So the county forged ahead, using American Rescue Plan Act money and a controversial reoffering premium, in which the county sold the bonds for a higher interest rate to generate extra cash, to complete the building. The new justice center opened in July of 2022.
“If it was not for the wisdom and hard work of Aaron DeKock, we might not have a justice center at this point in time,” said Supervisor Darren Heater at DeKock’s final meeting as supervisor.
The pandemic and spending $9.9 million in ARPA funds marked the last two years of DeKock’s tenure. While he says the ARPA money is likely contributing to inflation, he adds that he is happy with how the county spent its money.
“There wasn't much point in telling them I might personally disagree with this level of spending so have it back,” he said. Instead, the county first paid for maintenance needs. Another chunk went to pay for economic development projects in Indianola, Norwalk and Carlisle. And a large chunk went to community projects, ranging from $125,000 for a future new home for the Kiya Koda humane society to $500 to educate county residents on recycling.
One of DeKock’s favorites was a $6,000 request for a dog park in Lacona.
“That young lady had a beautiful presentation,” said DeKock. “It was heartwarming to hear a young person be engaged and want to make her community better The world needs a lot of that.”
DeKock decided not to run for reelection. Mark Snell of Norwalk ran unopposed to replace him. DeKock said he is leaving county government with most of the big projects checked off.

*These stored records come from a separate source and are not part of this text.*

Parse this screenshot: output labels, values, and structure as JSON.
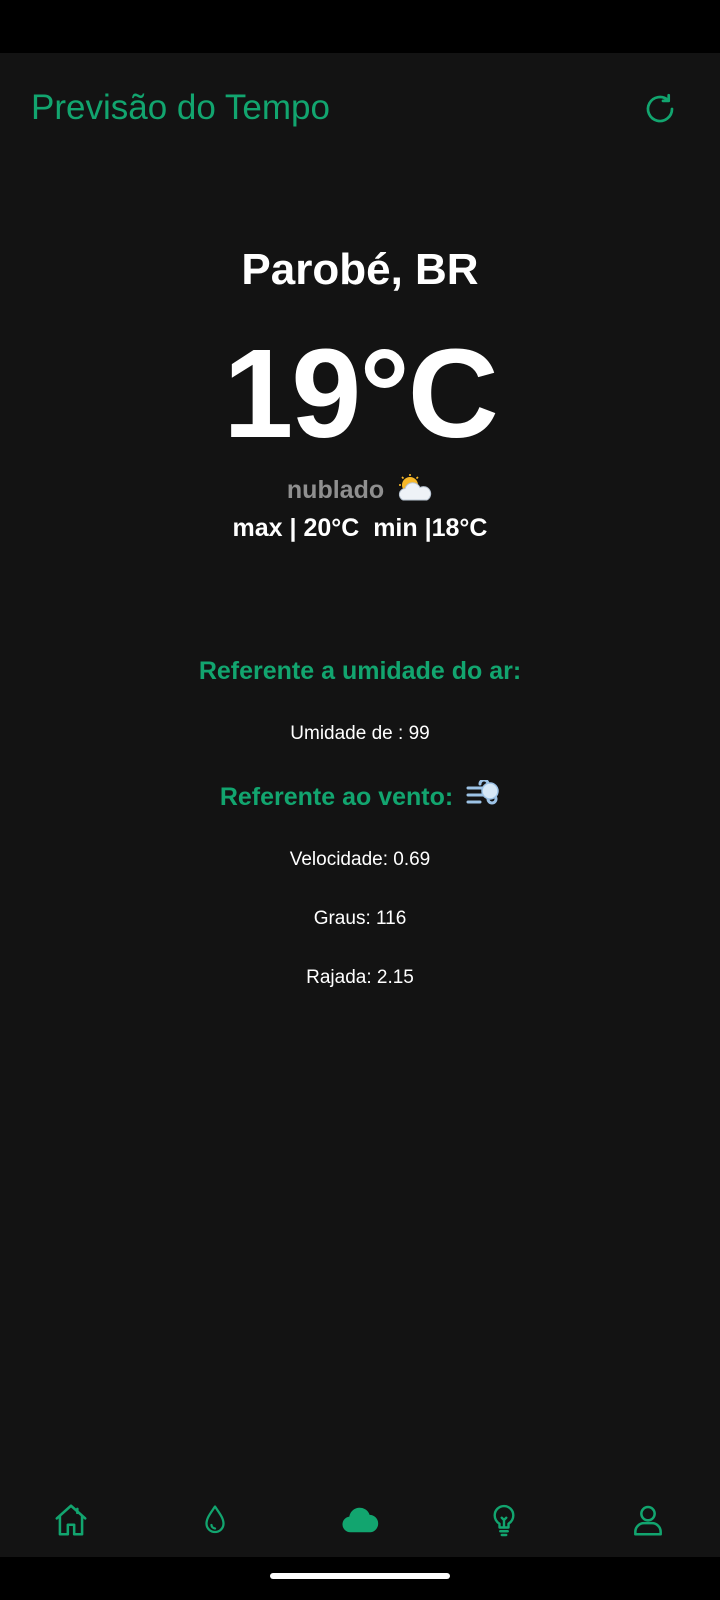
{
  "app_bar": {
    "title": "Previsão do Tempo",
    "refresh_icon": "refresh-icon"
  },
  "weather": {
    "city": "Parobé, BR",
    "temperature": "19°C",
    "condition": "nublado",
    "condition_icon": "sun-behind-cloud-icon",
    "max_min": "max | 20°C  min |18°C"
  },
  "humidity": {
    "heading": "Referente a umidade do ar:",
    "value_text": "Umidade de : 99"
  },
  "wind": {
    "heading": "Referente ao vento:",
    "heading_icon": "wind-face-icon",
    "speed_text": "Velocidade: 0.69",
    "degrees_text": "Graus: 116",
    "gust_text": "Rajada: 2.15"
  },
  "bottom_nav": {
    "items": [
      {
        "icon": "home-icon",
        "active": false
      },
      {
        "icon": "water-drop-icon",
        "active": false
      },
      {
        "icon": "cloud-icon",
        "active": true
      },
      {
        "icon": "lightbulb-icon",
        "active": false
      },
      {
        "icon": "user-icon",
        "active": false
      }
    ]
  },
  "colors": {
    "accent": "#12a56f",
    "background": "#131313",
    "text": "#ffffff",
    "muted": "#8f8f8f"
  }
}
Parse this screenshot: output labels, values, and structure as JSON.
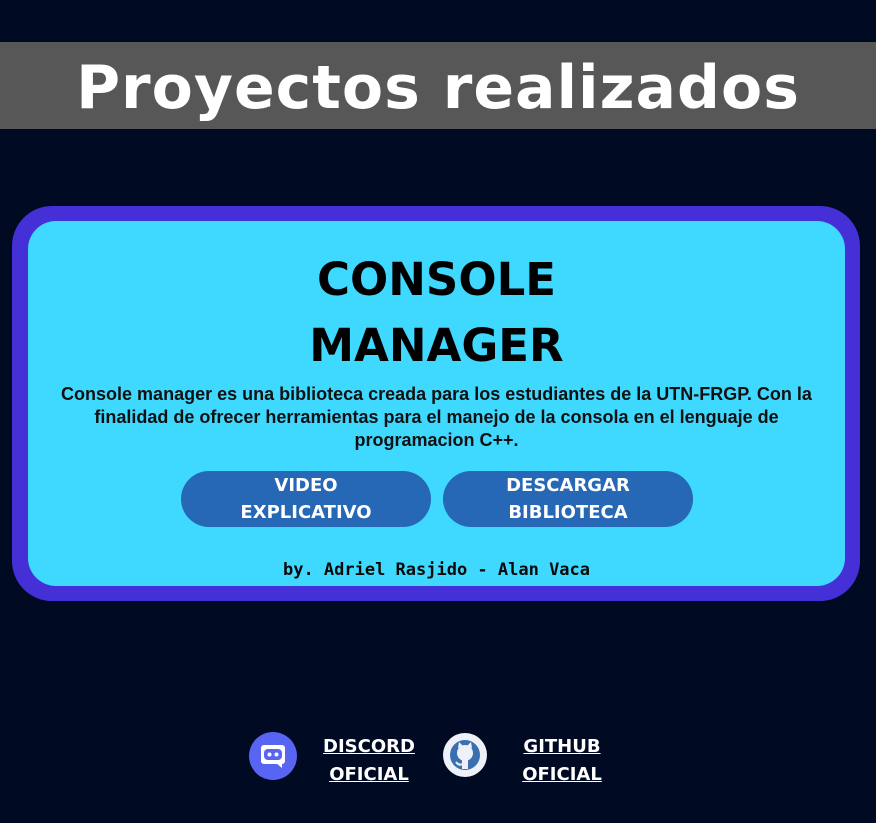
{
  "header": {
    "title": "Proyectos realizados"
  },
  "project": {
    "title_line1": "CONSOLE",
    "title_line2": "MANAGER",
    "description": "Console manager es una biblioteca creada para los estudiantes de la UTN-FRGP. Con la finalidad de ofrecer herramientas para el manejo de la consola en el lenguaje de programacion C++.",
    "video_button_line1": "VIDEO",
    "video_button_line2": "EXPLICATIVO",
    "download_button_line1": "DESCARGAR",
    "download_button_line2": "BIBLIOTECA",
    "authors": "by. Adriel Rasjido - Alan Vaca"
  },
  "footer": {
    "discord_line1": "DISCORD",
    "discord_line2": "OFICIAL",
    "github_line1": "GITHUB",
    "github_line2": "OFICIAL",
    "discord_icon": "discord-icon",
    "github_icon": "github-icon"
  },
  "colors": {
    "background": "#000a22",
    "header_bar": "#575757",
    "card_border": "#4530d8",
    "card_fill": "#3fd8ff",
    "button": "#2667b6"
  }
}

“The shop site is coming along. Towers are up, the Justice Center is done. We didn't turn 80th Avenue into a gravel road, economic development is moving, the tax rates are decreasing,” he said. “From a broad viewpoint, I’m pretty pleased about that.”
In addition to completing the big projects, Supervisor Crystal McIntyre said DeKock made the job fun.
“He made this job very enjoyable,” said McIntyre during the Dec. 20 meeting. “He is a person of fairness and I’ve really grown to respect him very much.”
DeKock said during remarks at his final regular meeting that he wanted to thank both citizens of the county and employees.
“The more I did county government the more I understand how blessed we are,” he said. “Most counties would change places with us in a quick minute. We have growth, look at the census numbers, the rezoning numbers, the home starts, we’re really on the right track.”
And while growth can be hard, he said, “growth helps massage and fix a lot of issues.”
While there has been disagreement during his time in office, DeKock said he realized the only person he would agree with “100 percent of the time is myself. Even when you disagree,” he added, “people are coming to disagreement with the best of intentions.
“Thanks for the opportunity to serve,” he concluded. “Be kind to one another.”